How do international organizations change? Many organizations expand into new areas or abandon programmes of work. Advocacy and Change in International Organizations argues that they do so not only at the collective direction of member states. Advocacy is a crucial but overlooked source of change in international organizations. Different actors can advocate for change: national diplomats, international bureaucrats, external experts, or civil society activists. They can use one of three advocacy strategies: social pressure, persuasion, and 'authority talk'. The success of each strategy depends on the presence of favourable conditions related to characteristics of advocates, targets, issues, and context. Institutionalization of new issues in international organizations as a multi-stage process, often accompanied by contestation.

This book demonstrates how the advocacy-focused framework explains the origins of three workstreams of contemporary UN peacekeeping operations: communication, protection, and reconstruction. The issue of strategic communications was promoted by UN officials through the strategy of persuasion. Protection of civilians emerged due to a partially successful social influence campaign by a coalition of elected Security Council members and a subsequent (and successful) persuasion efforts by Canada. Quick impact projects entered peacekeepers' practice as the result of 'authority talk' by an expert panel. The three issues illustrate the diversity of pathways to change in international organizations, representing the top-down, bottom-up, and outside-in pathways. Moreover, they have achieved different degrees of institutionalization in UN's policies, structures, and frameworks: protection of civilians is the most institutionalized, as evidenced by measures to hold peacekeepers accountable for non-implementation, while quick impact projects are the least institutionalized.

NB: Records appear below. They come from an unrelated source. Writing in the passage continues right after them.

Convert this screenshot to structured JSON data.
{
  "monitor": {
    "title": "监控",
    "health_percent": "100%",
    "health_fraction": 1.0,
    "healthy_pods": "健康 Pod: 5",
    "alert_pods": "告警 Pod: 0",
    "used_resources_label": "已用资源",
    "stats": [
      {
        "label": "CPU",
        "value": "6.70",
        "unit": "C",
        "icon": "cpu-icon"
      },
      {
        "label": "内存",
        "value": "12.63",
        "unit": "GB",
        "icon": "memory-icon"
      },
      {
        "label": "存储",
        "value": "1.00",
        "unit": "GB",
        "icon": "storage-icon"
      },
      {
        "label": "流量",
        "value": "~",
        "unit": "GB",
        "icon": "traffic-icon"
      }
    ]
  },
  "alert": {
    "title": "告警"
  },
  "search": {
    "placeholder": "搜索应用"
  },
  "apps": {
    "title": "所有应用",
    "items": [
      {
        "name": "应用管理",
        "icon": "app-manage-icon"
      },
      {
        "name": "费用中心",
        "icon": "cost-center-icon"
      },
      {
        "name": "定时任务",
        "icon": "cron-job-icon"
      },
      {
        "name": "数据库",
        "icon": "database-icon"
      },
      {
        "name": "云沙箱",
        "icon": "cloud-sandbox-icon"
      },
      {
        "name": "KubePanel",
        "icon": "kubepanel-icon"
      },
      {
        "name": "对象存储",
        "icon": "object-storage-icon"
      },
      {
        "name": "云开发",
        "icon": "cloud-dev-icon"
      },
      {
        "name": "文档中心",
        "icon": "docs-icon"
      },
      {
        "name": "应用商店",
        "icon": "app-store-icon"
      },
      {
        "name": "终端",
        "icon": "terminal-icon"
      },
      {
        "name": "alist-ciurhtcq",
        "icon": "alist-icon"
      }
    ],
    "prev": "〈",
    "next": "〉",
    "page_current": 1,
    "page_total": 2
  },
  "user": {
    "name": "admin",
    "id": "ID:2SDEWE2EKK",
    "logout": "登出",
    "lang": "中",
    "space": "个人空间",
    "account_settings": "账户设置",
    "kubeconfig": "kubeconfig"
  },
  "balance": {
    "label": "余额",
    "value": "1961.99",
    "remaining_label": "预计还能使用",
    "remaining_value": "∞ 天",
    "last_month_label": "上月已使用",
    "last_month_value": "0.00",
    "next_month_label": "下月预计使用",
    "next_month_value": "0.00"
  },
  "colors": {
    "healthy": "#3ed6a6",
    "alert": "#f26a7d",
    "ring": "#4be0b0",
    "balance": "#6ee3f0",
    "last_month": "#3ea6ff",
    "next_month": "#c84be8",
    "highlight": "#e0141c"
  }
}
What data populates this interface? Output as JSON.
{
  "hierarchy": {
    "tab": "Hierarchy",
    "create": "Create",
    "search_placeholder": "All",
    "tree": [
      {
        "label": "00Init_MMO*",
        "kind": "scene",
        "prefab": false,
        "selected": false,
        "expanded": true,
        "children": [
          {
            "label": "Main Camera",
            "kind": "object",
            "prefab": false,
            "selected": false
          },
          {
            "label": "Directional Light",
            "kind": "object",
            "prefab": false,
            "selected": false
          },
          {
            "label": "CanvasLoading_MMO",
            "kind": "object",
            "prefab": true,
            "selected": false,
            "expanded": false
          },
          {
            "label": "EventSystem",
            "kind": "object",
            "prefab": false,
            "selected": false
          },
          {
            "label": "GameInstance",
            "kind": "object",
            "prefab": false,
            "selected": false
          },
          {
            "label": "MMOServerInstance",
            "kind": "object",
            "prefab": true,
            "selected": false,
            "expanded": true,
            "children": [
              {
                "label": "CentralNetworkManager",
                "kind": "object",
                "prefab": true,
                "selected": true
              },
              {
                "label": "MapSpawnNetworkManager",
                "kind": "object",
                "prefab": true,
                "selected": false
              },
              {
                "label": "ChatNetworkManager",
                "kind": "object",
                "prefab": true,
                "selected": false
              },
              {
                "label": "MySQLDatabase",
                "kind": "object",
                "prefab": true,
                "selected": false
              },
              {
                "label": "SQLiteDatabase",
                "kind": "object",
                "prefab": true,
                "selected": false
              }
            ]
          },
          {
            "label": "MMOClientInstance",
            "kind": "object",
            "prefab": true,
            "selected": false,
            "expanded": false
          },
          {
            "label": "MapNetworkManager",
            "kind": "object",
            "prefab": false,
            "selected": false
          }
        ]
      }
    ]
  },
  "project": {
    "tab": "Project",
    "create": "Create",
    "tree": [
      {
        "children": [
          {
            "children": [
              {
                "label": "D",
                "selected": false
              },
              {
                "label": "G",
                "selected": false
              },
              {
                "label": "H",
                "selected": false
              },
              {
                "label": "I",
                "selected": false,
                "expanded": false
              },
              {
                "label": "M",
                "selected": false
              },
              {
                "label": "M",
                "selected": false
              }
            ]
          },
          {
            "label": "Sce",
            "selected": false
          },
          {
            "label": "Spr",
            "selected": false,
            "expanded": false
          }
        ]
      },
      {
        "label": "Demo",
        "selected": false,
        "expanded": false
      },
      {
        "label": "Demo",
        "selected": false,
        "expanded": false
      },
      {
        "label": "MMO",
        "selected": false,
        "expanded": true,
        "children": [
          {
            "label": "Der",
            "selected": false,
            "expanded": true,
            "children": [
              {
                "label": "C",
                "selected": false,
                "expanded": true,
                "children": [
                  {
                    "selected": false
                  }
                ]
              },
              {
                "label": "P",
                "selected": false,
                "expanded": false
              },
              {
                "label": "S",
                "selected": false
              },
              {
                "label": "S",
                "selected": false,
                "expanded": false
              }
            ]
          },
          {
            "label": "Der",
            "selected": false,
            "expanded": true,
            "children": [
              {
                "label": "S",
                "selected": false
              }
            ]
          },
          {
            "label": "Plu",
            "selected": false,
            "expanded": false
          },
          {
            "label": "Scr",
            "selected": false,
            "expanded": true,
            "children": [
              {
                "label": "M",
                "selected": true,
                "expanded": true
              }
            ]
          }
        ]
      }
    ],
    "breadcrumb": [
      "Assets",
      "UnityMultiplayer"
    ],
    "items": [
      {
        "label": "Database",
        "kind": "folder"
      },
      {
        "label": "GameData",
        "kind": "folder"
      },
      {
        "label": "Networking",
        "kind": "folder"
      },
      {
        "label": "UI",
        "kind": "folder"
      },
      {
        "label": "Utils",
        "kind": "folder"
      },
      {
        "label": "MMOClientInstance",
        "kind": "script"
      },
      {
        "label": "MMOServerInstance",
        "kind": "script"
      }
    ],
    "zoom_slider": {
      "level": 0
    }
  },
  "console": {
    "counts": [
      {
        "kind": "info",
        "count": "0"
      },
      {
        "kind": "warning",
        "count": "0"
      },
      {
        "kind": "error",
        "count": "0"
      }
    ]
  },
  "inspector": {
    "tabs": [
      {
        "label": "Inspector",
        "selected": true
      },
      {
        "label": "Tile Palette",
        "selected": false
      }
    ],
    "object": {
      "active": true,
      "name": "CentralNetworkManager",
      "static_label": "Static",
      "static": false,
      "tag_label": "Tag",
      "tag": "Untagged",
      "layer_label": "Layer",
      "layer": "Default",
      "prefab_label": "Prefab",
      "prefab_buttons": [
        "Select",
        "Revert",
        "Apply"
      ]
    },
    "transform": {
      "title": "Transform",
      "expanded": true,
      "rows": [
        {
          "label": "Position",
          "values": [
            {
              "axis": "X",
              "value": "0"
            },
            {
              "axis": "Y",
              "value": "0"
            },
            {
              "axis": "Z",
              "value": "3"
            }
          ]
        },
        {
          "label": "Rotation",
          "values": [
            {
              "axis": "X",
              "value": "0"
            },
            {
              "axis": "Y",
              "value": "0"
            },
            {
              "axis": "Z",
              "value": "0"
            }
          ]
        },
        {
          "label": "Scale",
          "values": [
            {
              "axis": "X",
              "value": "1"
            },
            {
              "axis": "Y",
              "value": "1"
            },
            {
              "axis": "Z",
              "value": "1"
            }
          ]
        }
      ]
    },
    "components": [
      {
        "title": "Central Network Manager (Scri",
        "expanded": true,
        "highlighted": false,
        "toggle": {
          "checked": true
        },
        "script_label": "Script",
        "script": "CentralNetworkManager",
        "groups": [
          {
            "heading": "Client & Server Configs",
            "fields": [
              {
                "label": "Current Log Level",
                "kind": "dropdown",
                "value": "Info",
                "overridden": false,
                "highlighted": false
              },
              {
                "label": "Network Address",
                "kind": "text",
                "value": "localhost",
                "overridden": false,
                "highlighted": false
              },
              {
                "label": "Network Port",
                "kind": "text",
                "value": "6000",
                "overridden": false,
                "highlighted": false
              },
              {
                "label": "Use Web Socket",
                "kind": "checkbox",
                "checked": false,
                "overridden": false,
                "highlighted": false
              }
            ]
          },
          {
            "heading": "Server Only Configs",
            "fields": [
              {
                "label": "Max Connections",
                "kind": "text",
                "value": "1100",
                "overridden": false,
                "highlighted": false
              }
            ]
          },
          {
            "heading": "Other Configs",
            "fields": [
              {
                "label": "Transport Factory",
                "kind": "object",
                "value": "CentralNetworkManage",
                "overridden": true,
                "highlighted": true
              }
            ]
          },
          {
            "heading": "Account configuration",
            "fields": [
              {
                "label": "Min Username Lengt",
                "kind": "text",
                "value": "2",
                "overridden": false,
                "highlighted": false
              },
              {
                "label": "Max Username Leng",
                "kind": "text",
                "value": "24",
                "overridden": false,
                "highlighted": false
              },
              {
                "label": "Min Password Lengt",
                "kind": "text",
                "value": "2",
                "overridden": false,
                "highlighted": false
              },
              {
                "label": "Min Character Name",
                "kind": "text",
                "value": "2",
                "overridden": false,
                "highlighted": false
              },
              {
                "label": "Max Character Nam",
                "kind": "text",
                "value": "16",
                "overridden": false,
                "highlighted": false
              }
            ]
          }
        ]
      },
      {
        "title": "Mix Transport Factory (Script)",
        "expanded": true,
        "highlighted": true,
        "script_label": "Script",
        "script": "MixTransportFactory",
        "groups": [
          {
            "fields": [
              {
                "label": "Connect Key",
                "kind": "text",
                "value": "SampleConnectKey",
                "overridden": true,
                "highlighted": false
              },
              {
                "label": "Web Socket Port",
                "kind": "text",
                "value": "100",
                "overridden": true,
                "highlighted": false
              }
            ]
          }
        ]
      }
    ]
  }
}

Galbraith: Derivative Foreign Relations Law

Jean Galbraith (Univ. of Pennsylvania - Law) has posted Derivative Foreign Relations Law (George Washington Law Review, forthcoming). Here's the abstract:
We treat U.S. foreign relations law as a discrete body of law—and it is. But it is not independent. To the contrary, it relies on the same institutional actors that govern more generally: the President, Congress, the federal judiciary, administrative agencies, and sub-national governments. And far from being static, these institutions change radically over time in how they are constituted, in what internal rules they apply, and in what legal outputs they produce. The Trump Administration is a recent and painful example whose legacy continues to loom large, including on the Supreme Court. This symposium contribution considers what these broader institutional changes mean for foreign relations law.